Brooks, a descendant of Mormon pioneers who struggled, is inspired by her heritage. She attends events like the annual Mormon Battalion Commemoration Day in San Diego to honor those who walked before her. david s. holloway/cnn
Each night at dinner, daughters Ella, left, and Rosa, right, recite prayers for Brooks and her Jewish husband, David Kamper. Sometimes the girls are inspired by their Mormonism; other times by their Judaism. david s. holloway/cnn
Ella, 8, wears her mother's bonnet while sitting in the driver's seat of a covered wagon at a historic site celebrating Mormon contributions to early San Diego history. David S. Holloway/CNN
Rosa, 6, opens a large cabinet in the family's garage to reveal stockpiles of food, which could feed the family for up to nine months, Brooks says. The LDS Church recommends food storage in case of disasters. David S. Holloway/CNN
Rosa helps out in the kitchen, stirring the ingredients for pancakes. When her daughters are old enough, Brooks says, they will choose the religious path they want to walk. She's not worried about them because "God has a plan for everyone." David S. Holloway/CNN
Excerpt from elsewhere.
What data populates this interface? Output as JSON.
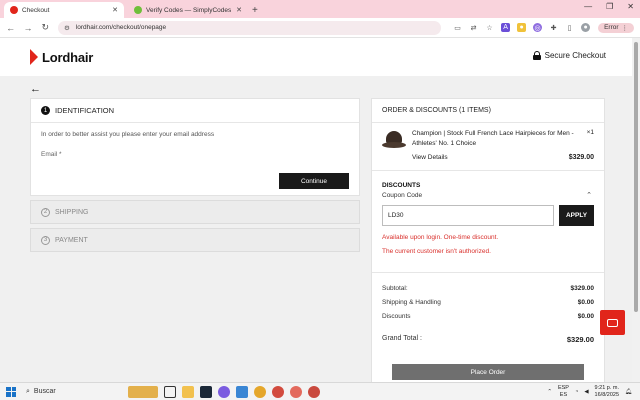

The Book of Mormon and a study guide sit among sections of The New York Times. Brooks is on a mission to humanize her often misunderstood faith and doesn't hold back in responding to editorials she views as unfair. David S. Holloway/CNN
Brooks met her husband at a union party for teaching assistants when they were in graduate school. She honors his Judaism, has never asked him to convert, and her acceptance has helped him get over what they call his "Jesus allergy." David S. Holloway/CNN
Scattered on the family refrigerator are signs of this household's spirit. Among the magnets are some from the Feminist Mormon Housewives blog, including one that says, "Jesus loves us. Who cares what you think?" David S. Holloway/CNN
Brooks and Kamper are professors and department chairs at San Diego State University -- she in English and comparative literature, he in American Indian studies. At night, in their home office, she does her research and blogging. David S. Holloway/CNN
With Mitt Romney's presidential bid, curious eyes are trained on Mormonism. Brooks, an Obama supporter and longtime gay rights activist, hopes people emerge from this election cycle more educated about and accepting of others. David S. Holloway/CNN
Brooks recently self-published her memoir, "The Book of Mormon Girl: Stories from an American Faith." Writing it allowed her to heal from past hurts she's felt as a Mormon and will someday help her daughters better understand their mother. David S. Holloway/CNN
She speaks openly about issues that many in the church wish she'd avoid. But Brooks is committed to being her authentic self. She refuses "to be ashamed of being Mormon" or of holding beliefs that don't mirror expectations. David S. Holloway/CNN
Brooks has emerged as an accidental and unofficial voice of Mormonism, all while serving as a full-time faculty member at San Diego State University. Her work ethic and ability to do so much at once don't surprise those who know her. David S. Holloway/CNN
As a young activist, Brooks watched her beloved church crack down on -- and even excommunicate -- her intellectual heroes. Today, she trusts that times are changing and that she can speak up without being cast into the wilderness. David S. Holloway/CNN
The life and home that Brooks has created with her husband are the result of a complicated journey. Like her ancestors who struggled before her, she fights for her faith. And she's at peace with her purpose. David S. Holloway/CNN